▸ Work task:
Return the entries below verbatim. Pictures stay out.
[Source information]
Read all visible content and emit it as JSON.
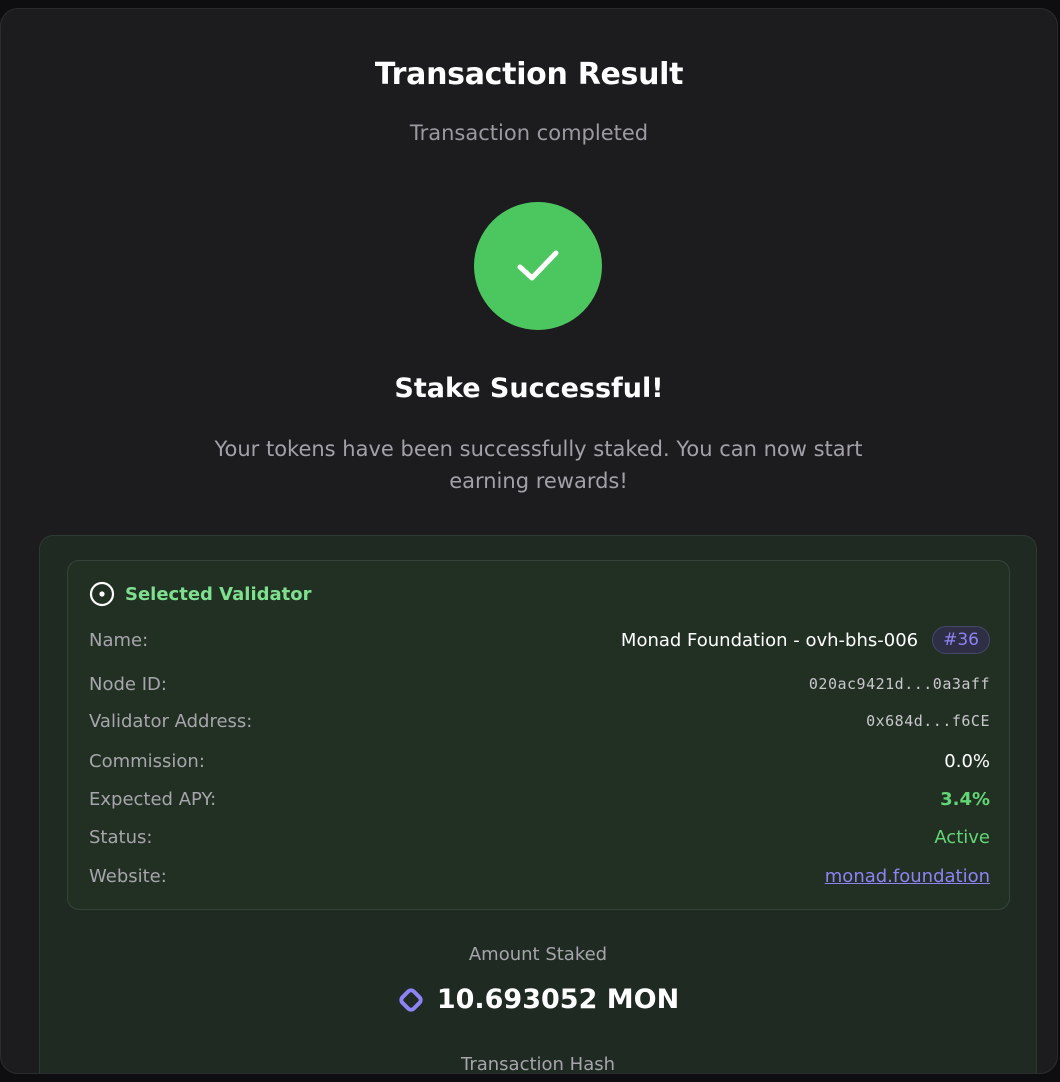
{
  "modal": {
    "title": "Transaction Result",
    "subtitle": "Transaction completed"
  },
  "result": {
    "status_icon": "checkmark-icon",
    "heading": "Stake Successful!",
    "message": "Your tokens have been successfully staked. You can now start earning rewards!"
  },
  "validator": {
    "header_icon": "target-icon",
    "header": "Selected Validator",
    "rows": [
      {
        "label": "Name:",
        "value": "Monad Foundation - ovh-bhs-006",
        "badge": "#36"
      },
      {
        "label": "Node ID:",
        "value": "020ac9421d...0a3aff"
      },
      {
        "label": "Validator Address:",
        "value": "0x684d...f6CE"
      },
      {
        "label": "Commission:",
        "value": "0.0%"
      },
      {
        "label": "Expected APY:",
        "value": "3.4%"
      },
      {
        "label": "Status:",
        "value": "Active"
      },
      {
        "label": "Website:",
        "value": "monad.foundation"
      }
    ]
  },
  "amount": {
    "label": "Amount Staked",
    "token_icon": "monad-token-icon",
    "value": "10.693052 MON"
  },
  "transaction": {
    "hash_label": "Transaction Hash"
  },
  "colors": {
    "success": "#4cc760",
    "accent_green": "#62d674",
    "accent_purple": "#8d83f5",
    "background": "#1c1b1e",
    "card": "#223024"
  }
}
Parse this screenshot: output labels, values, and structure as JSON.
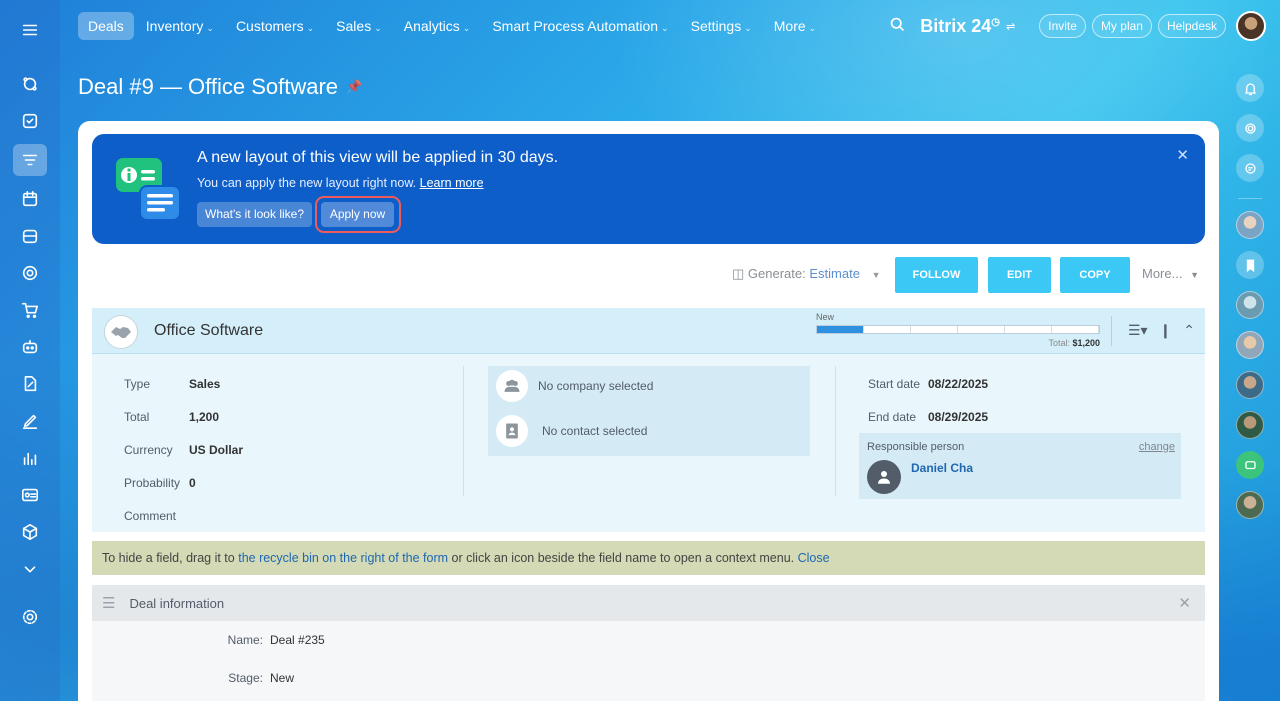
{
  "top_nav": {
    "items": [
      {
        "label": "Deals",
        "active": true,
        "has_menu": false
      },
      {
        "label": "Inventory",
        "has_menu": true
      },
      {
        "label": "Customers",
        "has_menu": true
      },
      {
        "label": "Sales",
        "has_menu": true
      },
      {
        "label": "Analytics",
        "has_menu": true
      },
      {
        "label": "Smart Process Automation",
        "has_menu": true
      },
      {
        "label": "Settings",
        "has_menu": true
      },
      {
        "label": "More",
        "has_menu": true
      }
    ],
    "brand": "Bitrix 24",
    "invite": "Invite",
    "my_plan": "My plan",
    "helpdesk": "Helpdesk"
  },
  "page": {
    "title": "Deal #9 — Office Software"
  },
  "banner": {
    "heading": "A new layout of this view will be applied in 30 days.",
    "text": "You can apply the new layout right now.",
    "learn_more": "Learn more",
    "preview_button": "What's it look like?",
    "apply_button": "Apply now"
  },
  "toolbar": {
    "generate_label": "Generate:",
    "generate_value": "Estimate",
    "follow": "FOLLOW",
    "edit": "EDIT",
    "copy": "COPY",
    "more": "More..."
  },
  "deal": {
    "name": "Office Software",
    "stage_label": "New",
    "stage_progress_segments": 1,
    "stage_total_segments": 6,
    "total_label": "Total:",
    "total_value": "$1,200"
  },
  "summary_fields": [
    {
      "label": "Type",
      "value": "Sales"
    },
    {
      "label": "Total",
      "value": "1,200"
    },
    {
      "label": "Currency",
      "value": "US Dollar"
    },
    {
      "label": "Probability",
      "value": "0"
    },
    {
      "label": "Comment",
      "value": ""
    }
  ],
  "client": {
    "company": "No company selected",
    "contact": "No contact selected"
  },
  "dates": {
    "start_label": "Start date",
    "start_value": "08/22/2025",
    "end_label": "End date",
    "end_value": "08/29/2025"
  },
  "responsible": {
    "title": "Responsible person",
    "change": "change",
    "name": "Daniel Cha"
  },
  "hint": {
    "text_before": "To hide a field, drag it to",
    "link": "the recycle bin on the right of the form",
    "text_after": "or click an icon beside the field name to open a context menu.",
    "close": "Close"
  },
  "section": {
    "title": "Deal information",
    "rows": [
      {
        "label": "Name:",
        "value": "Deal #235"
      },
      {
        "label": "Stage:",
        "value": "New"
      }
    ]
  },
  "colors": {
    "banner_bg": "#0d5ec9",
    "action_button": "#3bc8f5",
    "highlight_outline": "#ef5b5b",
    "deal_header_bg": "#d4effa",
    "hint_bg": "#d3dab5"
  }
}
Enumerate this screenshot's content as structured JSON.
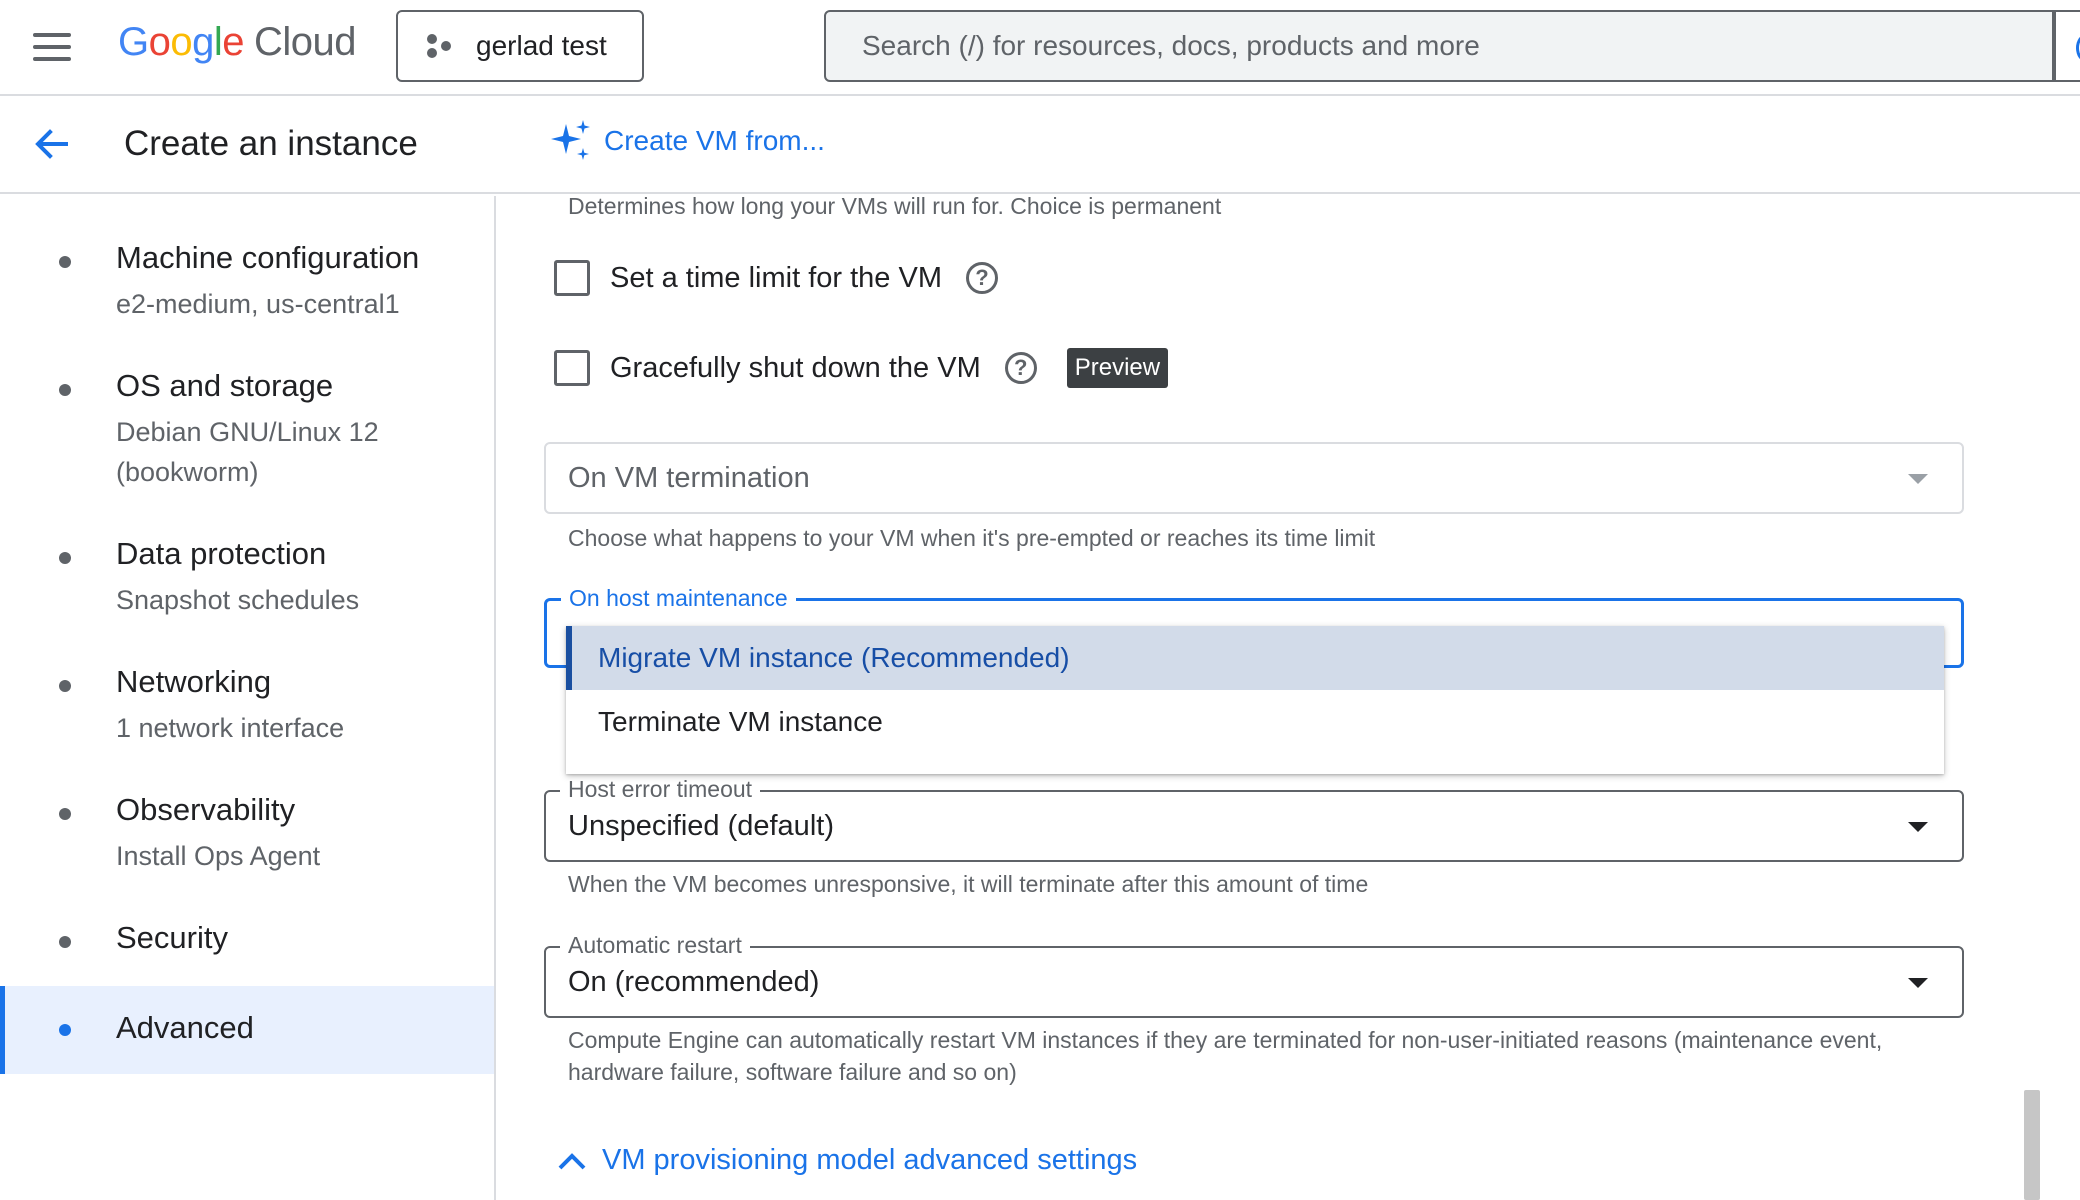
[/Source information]
▸ Answer to this exercise:
Read all visible content and emit it as JSON.
{
  "modal": {
    "title": "Transaction Result",
    "subtitle": "Transaction completed"
  },
  "result": {
    "status_icon": "checkmark-icon",
    "heading": "Stake Successful!",
    "message": "Your tokens have been successfully staked. You can now start earning rewards!"
  },
  "validator": {
    "header_icon": "target-icon",
    "header": "Selected Validator",
    "rows": [
      {
        "label": "Name:",
        "value": "Monad Foundation - ovh-bhs-006",
        "badge": "#36"
      },
      {
        "label": "Node ID:",
        "value": "020ac9421d...0a3aff"
      },
      {
        "label": "Validator Address:",
        "value": "0x684d...f6CE"
      },
      {
        "label": "Commission:",
        "value": "0.0%"
      },
      {
        "label": "Expected APY:",
        "value": "3.4%"
      },
      {
        "label": "Status:",
        "value": "Active"
      },
      {
        "label": "Website:",
        "value": "monad.foundation"
      }
    ]
  },
  "amount": {
    "label": "Amount Staked",
    "token_icon": "monad-token-icon",
    "value": "10.693052 MON"
  },
  "transaction": {
    "hash_label": "Transaction Hash"
  },
  "colors": {
    "success": "#4cc760",
    "accent_green": "#62d674",
    "accent_purple": "#8d83f5",
    "background": "#1c1b1e",
    "card": "#223024"
  }
}
Parse this screenshot: output labels, values, and structure as JSON.
{
  "top_nav": {
    "items": [
      {
        "label": "Deals",
        "active": true,
        "has_menu": false
      },
      {
        "label": "Inventory",
        "has_menu": true
      },
      {
        "label": "Customers",
        "has_menu": true
      },
      {
        "label": "Sales",
        "has_menu": true
      },
      {
        "label": "Analytics",
        "has_menu": true
      },
      {
        "label": "Smart Process Automation",
        "has_menu": true
      },
      {
        "label": "Settings",
        "has_menu": true
      },
      {
        "label": "More",
        "has_menu": true
      }
    ],
    "brand": "Bitrix 24",
    "invite": "Invite",
    "my_plan": "My plan",
    "helpdesk": "Helpdesk"
  },
  "page": {
    "title": "Deal #9 — Office Software"
  },
  "banner": {
    "heading": "A new layout of this view will be applied in 30 days.",
    "text": "You can apply the new layout right now.",
    "learn_more": "Learn more",
    "preview_button": "What's it look like?",
    "apply_button": "Apply now"
  },
  "toolbar": {
    "generate_label": "Generate:",
    "generate_value": "Estimate",
    "follow": "FOLLOW",
    "edit": "EDIT",
    "copy": "COPY",
    "more": "More..."
  },
  "deal": {
    "name": "Office Software",
    "stage_label": "New",
    "stage_progress_segments": 1,
    "stage_total_segments": 6,
    "total_label": "Total:",
    "total_value": "$1,200"
  },
  "summary_fields": [
    {
      "label": "Type",
      "value": "Sales"
    },
    {
      "label": "Total",
      "value": "1,200"
    },
    {
      "label": "Currency",
      "value": "US Dollar"
    },
    {
      "label": "Probability",
      "value": "0"
    },
    {
      "label": "Comment",
      "value": ""
    }
  ],
  "client": {
    "company": "No company selected",
    "contact": "No contact selected"
  },
  "dates": {
    "start_label": "Start date",
    "start_value": "08/22/2025",
    "end_label": "End date",
    "end_value": "08/29/2025"
  },
  "responsible": {
    "title": "Responsible person",
    "change": "change",
    "name": "Daniel Cha"
  },
  "hint": {
    "text_before": "To hide a field, drag it to",
    "link": "the recycle bin on the right of the form",
    "text_after": "or click an icon beside the field name to open a context menu.",
    "close": "Close"
  },
  "section": {
    "title": "Deal information",
    "rows": [
      {
        "label": "Name:",
        "value": "Deal #235"
      },
      {
        "label": "Stage:",
        "value": "New"
      }
    ]
  },
  "colors": {
    "banner_bg": "#0d5ec9",
    "action_button": "#3bc8f5",
    "highlight_outline": "#ef5b5b",
    "deal_header_bg": "#d4effa",
    "hint_bg": "#d3dab5"
  }
}
Enumerate this screenshot's content as structured JSON.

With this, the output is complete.